Whether robbery, gang warfare, mental illness or domestic mayhem is the “reason” for firing a gun, I am personally sickened every day I hear reports of gun violence. And it’s every day. Granted we live in a major city that has been plagued for years by multiple problems, we are also encapsulated by images of parents screaming in pain on streets in the middle of the night or outside hospital ER’s. When Sandy Hook Elementary was raided and 27 little ones and teachers were slain I’d hoped that the U.S. Congress would act. They did not. That was 2012. Las Vegas – 59. Orlando – 49. Virginia Tech – 32. Sutherland Springs – 26. I was going to list just the mass shootings (defined differently but those that included at least 3 victims) but there is not enough room on one page of the Legionnaire. Let’s look at a few numbers, though, because they speak volumes.
The CDC reports that in 2019 in the U.S. there were 38,355 deaths involving handguns. Of those deaths 23,941 were suicides, 14,414 homicides. The annual cost of gun violence in the U.S. fluctuates from $229 to $303 billion. That’s about $860 per person. The group Everytown reports that U.S. taxpayers pay a daily average of $34.8 million for medical care, first responders, ambulances, police and criminal justice. Everyday families directly affected by gun violence face $4.7 million in out-of-pocket costs for medical bills and mental health support. If you survey the statistics of the most tragic mass shootings in the U.S. since 1975 you see that every single one of them involved semi-automatic pistols and rifles. Every single one.
Each new attack is a stark reminder of the many, many others emblazoned on our corporate memories. Each mourning person causes a new shiver, new tears, new waves of anger and outrage. Revenge is far too often the reason many people are being robbed of the fulness of life. The recent case of 13-year-old Adam Toledo being shot by a Chicago policeman is a tragic example of how multi-layered each shooting can be. A child’s life abruptly ends. A family is shattered. A policeman walks a tightrope. Activists take to the microphones. Neighbors and friends scream for justice and the media coverage explodes until the next onslaught, which often comes the next day.
What have we done with the marvels of God’s creation and the mystery of human life? I’ll tell you what I believe. We have cheapened human existence to such an extent that I’ve had people make fun of me because I squirmed at a murder sequence in a movie. Laughed at me! It’s bad enough to be scared to walk city streets in any neighborhood, but laugh? I also admit there are times on Chicago expressways that I kind of squirm when going under an overpass. And I never honk if a driver cuts me off. These fears are wrong and completely snuff out the joy of life given to us by the Creator... Fr. Bob Hutmacher, OFM
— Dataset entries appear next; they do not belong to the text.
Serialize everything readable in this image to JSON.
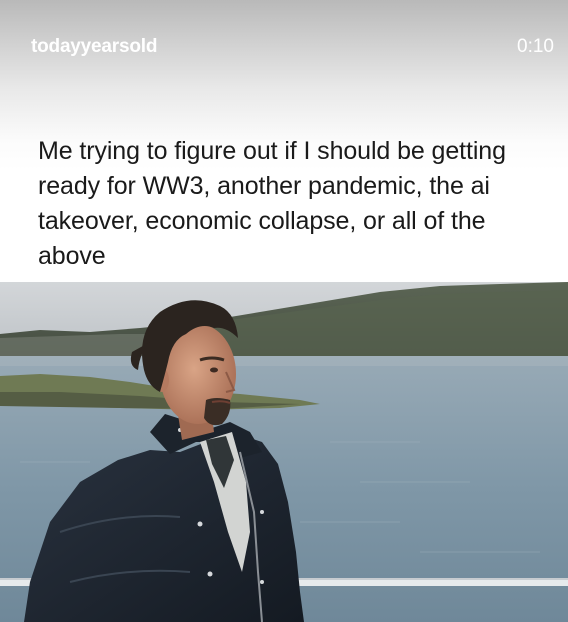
{
  "story": {
    "username": "todayyearsold",
    "time": "0:10"
  },
  "meme": {
    "caption": "Me trying to figure out if I should be getting ready for WW3, another pandemic, the ai takeover, economic collapse, or all of the above"
  },
  "video": {
    "scene": "man-on-boat-by-lake",
    "colors": {
      "sky": "#c8ccd0",
      "hills": "#4f5a4c",
      "water": "#8fa4b2",
      "jacket": "#1d2530"
    }
  }
}
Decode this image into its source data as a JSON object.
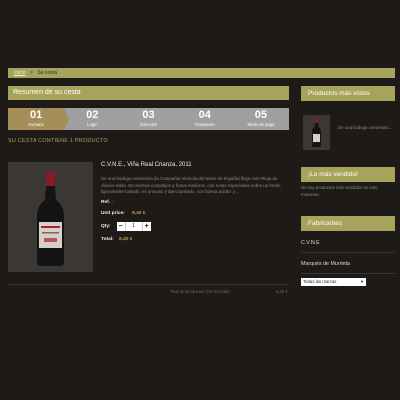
{
  "breadcrumb": {
    "home": "Inicio",
    "separator": ">",
    "current": "Su cesta"
  },
  "main": {
    "section_title": "Resumen de su cesta",
    "steps": [
      {
        "number": "01",
        "label": "Sumario",
        "active": true
      },
      {
        "number": "02",
        "label": "Login",
        "active": false
      },
      {
        "number": "03",
        "label": "Dirección",
        "active": false
      },
      {
        "number": "04",
        "label": "Transporte",
        "active": false
      },
      {
        "number": "05",
        "label": "Modo de pago",
        "active": false
      }
    ],
    "cart_count": "SU CESTA CONTIENE 1 PRODUCTO",
    "product": {
      "title": "C.V.N.E., Viña Real Crianza, 2011",
      "description": "De una bodega centenaria (la Compañía Vinícola del Norte de España) llega este Rioja de clásico estilo. De aromas complejos a frutos maduros, con notas especiadas sobre un fondo ligeramente tostado, es untuoso y aterciopelado, con buena acidez y...",
      "ref_label": "Ref.",
      "ref_value": "--",
      "unit_price_label": "Unit price:",
      "unit_price_value": "8,40 €",
      "qty_label": "Qty:",
      "qty_value": "1",
      "qty_minus": "−",
      "qty_plus": "+",
      "total_label": "Total:",
      "total_value": "8,40 €"
    },
    "footer_text": "Total de productos (IVA incluido)",
    "footer_value": "8,40 €"
  },
  "sidebar": {
    "viewed_title": "Productos más vistos",
    "viewed_desc": "De una bodega centenaria...",
    "best_title": "¡Lo más vendido!",
    "best_text": "No hay productos más vendidos en este momento",
    "brands_title": "Fabricantes",
    "brands": [
      "C.V.N.E",
      "Marqués de Murrieta"
    ],
    "brands_select": "Todas las marcas"
  },
  "colors": {
    "olive_accent": "#a6a45c",
    "active_step": "#a68e59",
    "inactive_step": "#9f9f9f",
    "price": "#c0a04c",
    "background": "#1d1a17"
  }
}
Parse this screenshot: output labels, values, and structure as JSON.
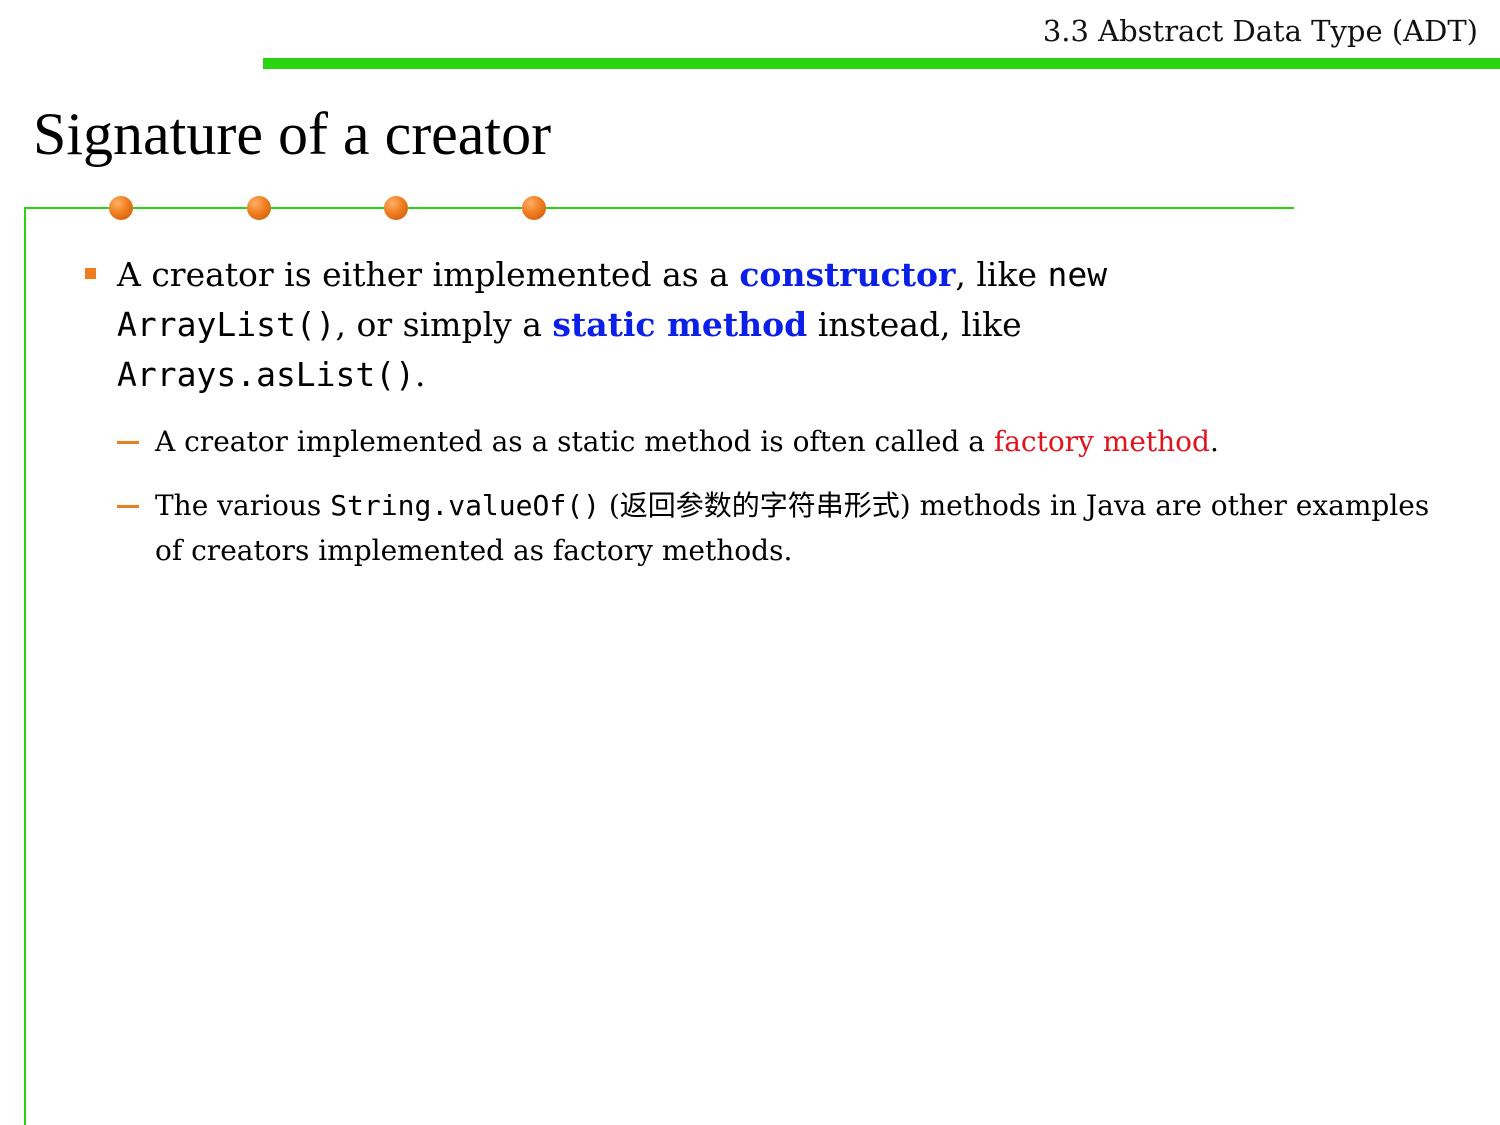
{
  "header": {
    "section_title": "3.3 Abstract Data Type (ADT)",
    "accent_color": "#2ad40e"
  },
  "slide": {
    "title": "Signature of a creator",
    "dot_color": "#f07d1f"
  },
  "bullet1": {
    "t1": "A creator is either implemented as a ",
    "kw1": "constructor",
    "t2": ", like ",
    "code1": "new ArrayList()",
    "t3": ", or simply a ",
    "kw2": "static method",
    "t4": " instead, like ",
    "code2": "Arrays.asList()",
    "t5": "."
  },
  "sub1": {
    "t1": "A creator implemented as a static method is often called a ",
    "highlight": "factory method",
    "t2": "."
  },
  "sub2": {
    "t1": "The various ",
    "code": "String.valueOf()",
    "t2": " (返回参数的字符串形式) methods in Java are other examples of creators implemented as factory methods."
  }
}
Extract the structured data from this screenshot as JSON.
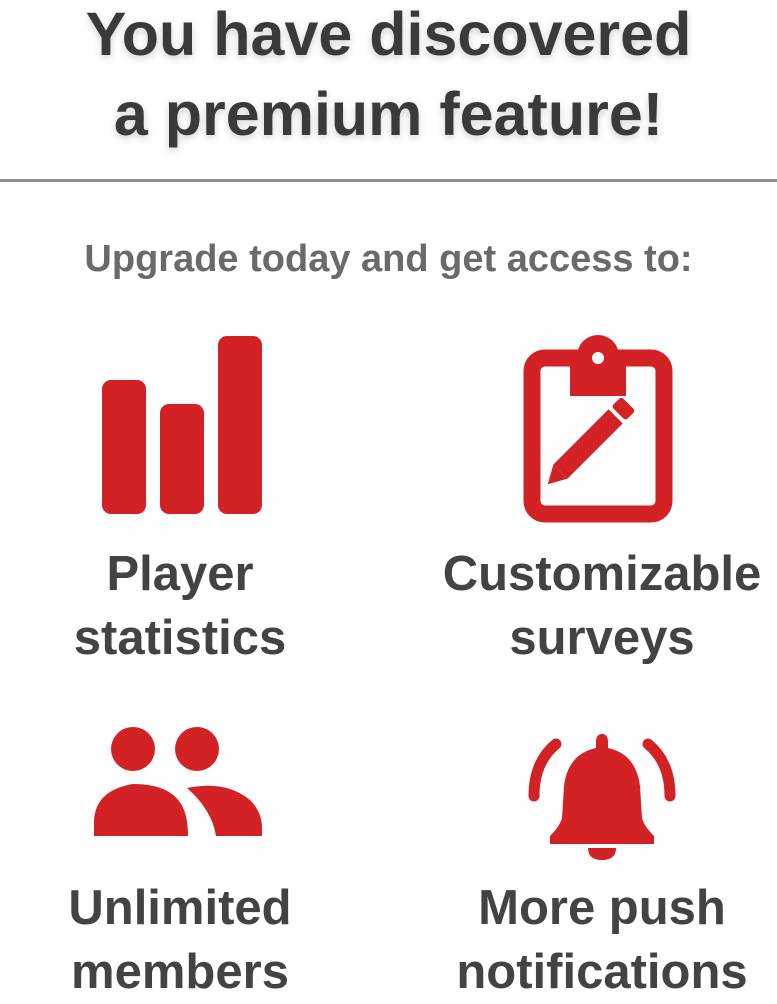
{
  "header": {
    "title_line1": "You have discovered",
    "title_line2": "a premium feature!"
  },
  "subtitle": "Upgrade today and get access to:",
  "colors": {
    "accent": "#d32226",
    "text_dark": "#3a3a3a",
    "text_muted": "#6a6a6a",
    "divider": "#8e8e8e"
  },
  "features": [
    {
      "icon": "bar-chart-icon",
      "line1": "Player",
      "line2": "statistics"
    },
    {
      "icon": "clipboard-edit-icon",
      "line1": "Customizable",
      "line2": "surveys"
    },
    {
      "icon": "users-icon",
      "line1": "Unlimited",
      "line2": "members"
    },
    {
      "icon": "bell-ringing-icon",
      "line1": "More push",
      "line2": "notifications"
    }
  ]
}
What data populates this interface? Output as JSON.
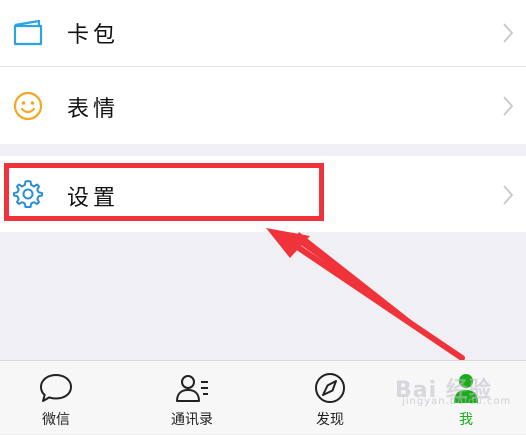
{
  "menu": {
    "items": [
      {
        "label": "卡包",
        "icon": "card-wallet-icon"
      },
      {
        "label": "表情",
        "icon": "smiley-icon"
      },
      {
        "label": "设置",
        "icon": "gear-icon"
      }
    ]
  },
  "tabbar": {
    "tabs": [
      {
        "label": "微信",
        "icon": "chat-bubble-icon",
        "active": false
      },
      {
        "label": "通讯录",
        "icon": "contacts-icon",
        "active": false
      },
      {
        "label": "发现",
        "icon": "compass-icon",
        "active": false
      },
      {
        "label": "我",
        "icon": "person-icon",
        "active": true
      }
    ]
  },
  "watermark": {
    "text": "Bai 经验",
    "sub": "jingyan.baidu.com"
  },
  "colors": {
    "accent_green": "#1aad19",
    "highlight_red": "#f0333a",
    "card_icon": "#2ba3e0",
    "smiley_icon": "#f5a623",
    "gear_icon": "#2c8fd6"
  }
}
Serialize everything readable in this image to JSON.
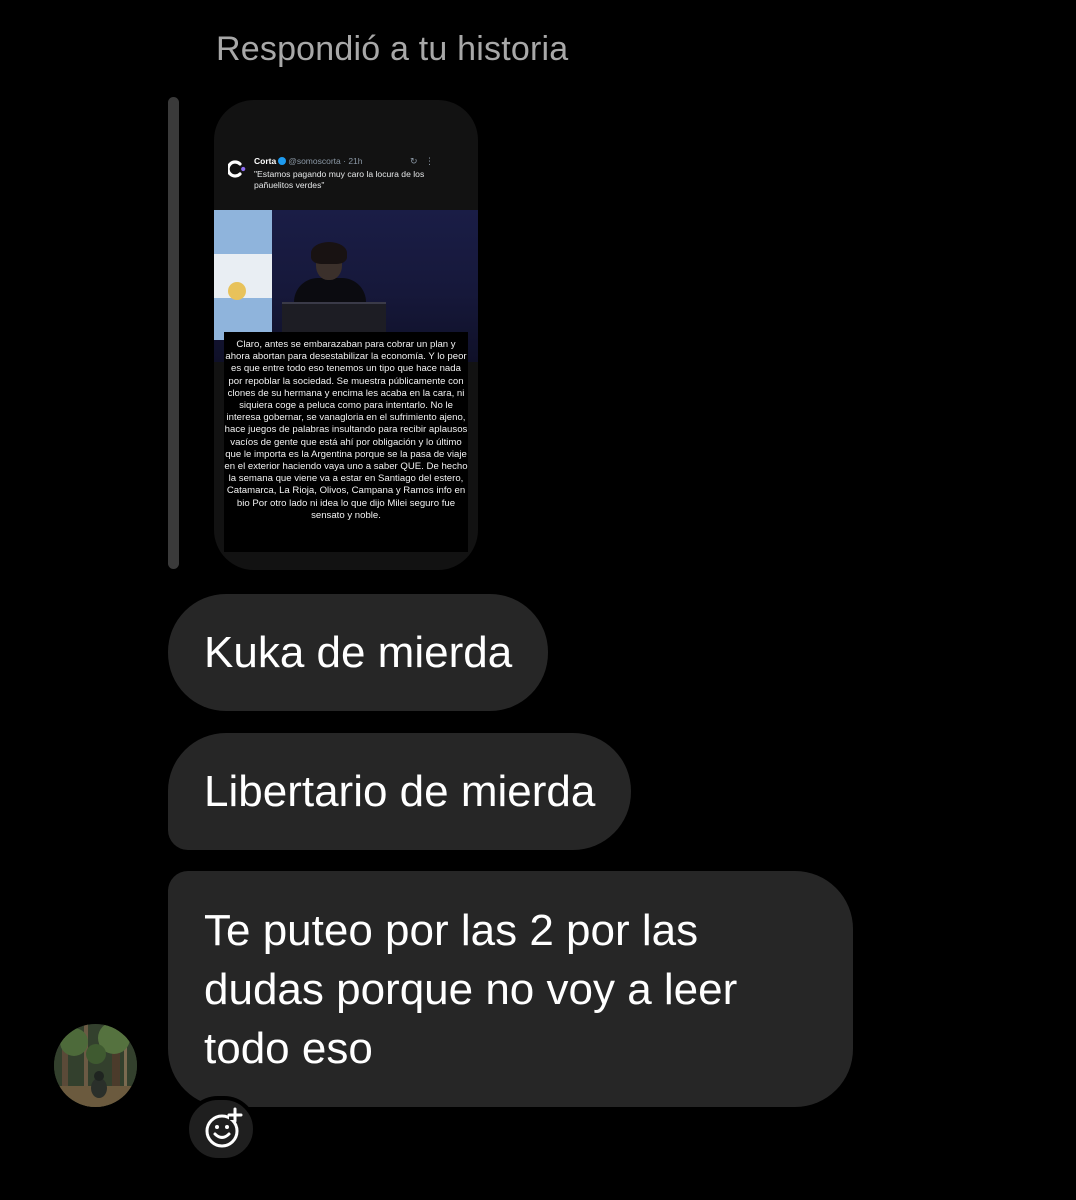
{
  "reply_header": "Respondió a tu historia",
  "story": {
    "tweet": {
      "account_name": "Corta",
      "handle_time": "@somoscorta · 21h",
      "text": "\"Estamos pagando muy caro la locura de los pañuelitos verdes\""
    },
    "caption": "Claro, antes se embarazaban para cobrar un plan y ahora abortan para desestabilizar la economía. Y lo peor es que entre todo eso tenemos un tipo que hace nada por repoblar la sociedad. Se muestra públicamente con clones de su hermana y encima les acaba en la cara, ni siquiera coge a peluca como para intentarlo. No le interesa gobernar, se vanagloria en el sufrimiento ajeno, hace juegos de palabras insultando para recibir aplausos vacíos de gente que está ahí por obligación y lo último que le importa es la Argentina porque se la pasa de viaje en el exterior haciendo vaya uno a saber QUE. De hecho la semana que viene va a estar en Santiago del estero, Catamarca, La Rioja, Olivos, Campana y Ramos info en bio Por otro lado ni idea lo que dijo Milei seguro fue sensato y noble."
  },
  "messages": [
    {
      "text": "Kuka de mierda"
    },
    {
      "text": "Libertario de mierda"
    },
    {
      "text": "Te puteo por las 2 por las dudas porque no voy a leer todo eso"
    }
  ],
  "icons": {
    "avatar": "avatar-photo",
    "reaction": "add-reaction-smiley-icon"
  },
  "colors": {
    "background": "#000000",
    "bubble": "#262626",
    "header_text": "#a8a8a8"
  }
}
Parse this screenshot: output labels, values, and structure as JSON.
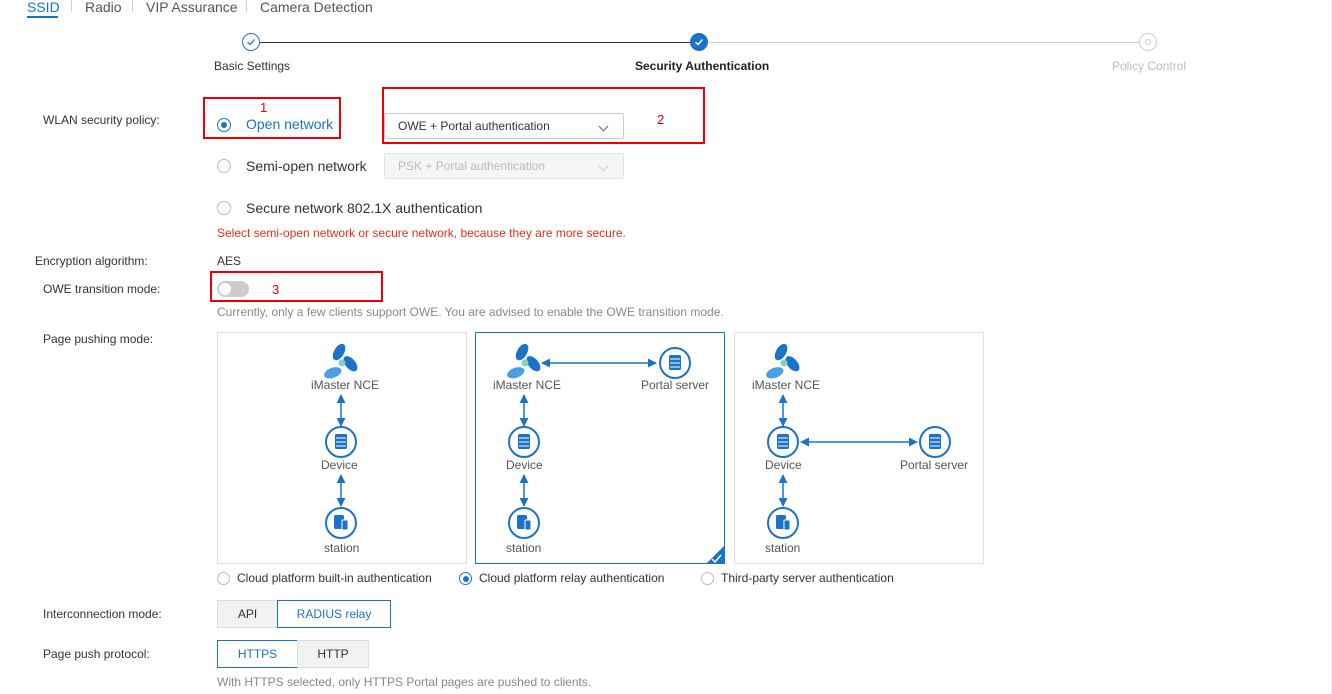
{
  "tabs": [
    "SSID",
    "Radio",
    "VIP Assurance",
    "Camera Detection"
  ],
  "steps": [
    "Basic Settings",
    "Security Authentication",
    "Policy Control"
  ],
  "security": {
    "label": "WLAN security policy:",
    "open": "Open network",
    "open_select": "OWE + Portal authentication",
    "semi": "Semi-open network",
    "semi_select": "PSK + Portal authentication",
    "secure": "Secure network",
    "secure_value": "802.1X authentication",
    "warning": "Select semi-open network or secure network, because they are more secure."
  },
  "annotations": [
    "1",
    "2",
    "3"
  ],
  "encryption": {
    "label": "Encryption algorithm:",
    "value": "AES"
  },
  "owe": {
    "label": "OWE transition mode:",
    "enabled": false,
    "hint": "Currently, only a few clients support OWE. You are advised to enable the OWE transition mode."
  },
  "push": {
    "label": "Page pushing mode:",
    "nodes": {
      "nce": "iMaster NCE",
      "device": "Device",
      "station": "station",
      "portal": "Portal server"
    },
    "options": [
      "Cloud platform built-in authentication",
      "Cloud platform relay authentication",
      "Third-party server authentication"
    ],
    "selected_index": 1
  },
  "interconnection": {
    "label": "Interconnection mode:",
    "options": [
      "API",
      "RADIUS relay"
    ],
    "selected": "RADIUS relay"
  },
  "protocol": {
    "label": "Page push protocol:",
    "options": [
      "HTTPS",
      "HTTP"
    ],
    "selected": "HTTPS",
    "hint": "With HTTPS selected, only HTTPS Portal pages are pushed to clients."
  },
  "colors": {
    "accent": "#1a73c9",
    "annotation": "#e00000",
    "warning": "#e0301e"
  }
}
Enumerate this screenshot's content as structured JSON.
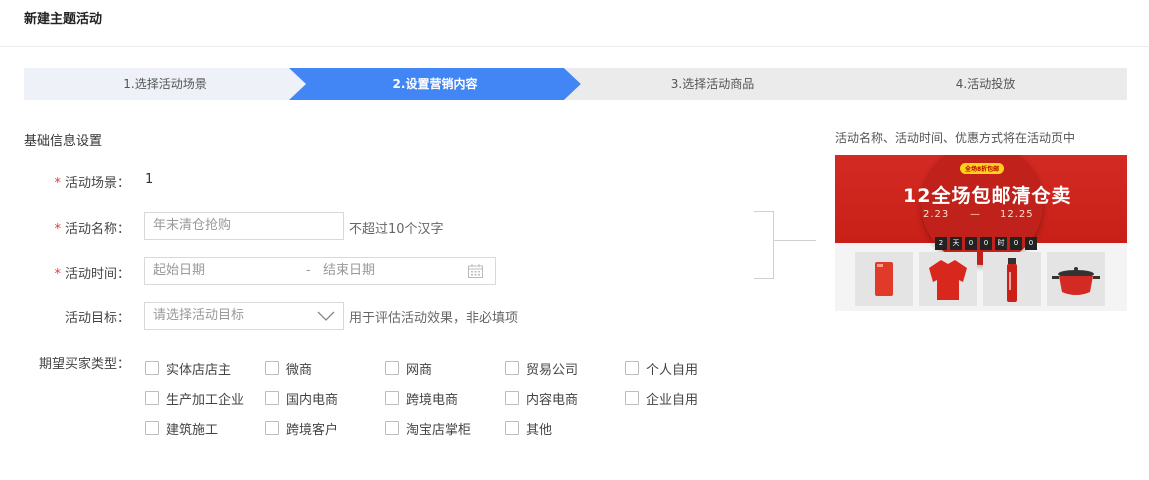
{
  "page": {
    "title": "新建主题活动"
  },
  "steps": [
    {
      "label": "1.选择活动场景",
      "active": false
    },
    {
      "label": "2.设置营销内容",
      "active": true
    },
    {
      "label": "3.选择活动商品",
      "active": false
    },
    {
      "label": "4.活动投放",
      "active": false
    }
  ],
  "colors": {
    "step_active": "#4285f4",
    "step_first": "#eef1f8",
    "step_inactive": "#ebebeb",
    "required": "#e53935"
  },
  "section": {
    "title": "基础信息设置"
  },
  "form": {
    "required_mark": "*",
    "scene": {
      "label": "活动场景：",
      "value": "1"
    },
    "name": {
      "label": "活动名称：",
      "placeholder": "年末清仓抢购",
      "hint": "不超过10个汉字"
    },
    "time": {
      "label": "活动时间：",
      "start_placeholder": "起始日期",
      "separator": "-",
      "end_placeholder": "结束日期",
      "icon": "calendar-icon"
    },
    "goal": {
      "label": "活动目标：",
      "placeholder": "请选择活动目标",
      "hint": "用于评估活动效果，非必填项",
      "icon": "chevron-down-icon"
    },
    "buyer_types": {
      "label": "期望买家类型：",
      "options": [
        "实体店店主",
        "微商",
        "网商",
        "贸易公司",
        "个人自用",
        "生产加工企业",
        "国内电商",
        "跨境电商",
        "内容电商",
        "企业自用",
        "建筑施工",
        "跨境客户",
        "淘宝店掌柜",
        "其他"
      ]
    }
  },
  "preview": {
    "note": "活动名称、活动时间、优惠方式将在活动页中",
    "banner": {
      "tag": "全场8折包邮",
      "headline": "12全场包邮清仓卖",
      "date_left": "2.23",
      "dash": "—",
      "date_right": "12.25",
      "countdown": [
        "2",
        "天",
        "0",
        "0",
        "时",
        "0",
        "0"
      ]
    },
    "products": [
      "power-bank",
      "red-jacket",
      "red-bottle",
      "red-pot"
    ]
  }
}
(The remainder of Fr. Bob's article for the May 2021 issue of The Franciscan Legionnaire will be found in next weekend's St. Peter's Church bulletin.)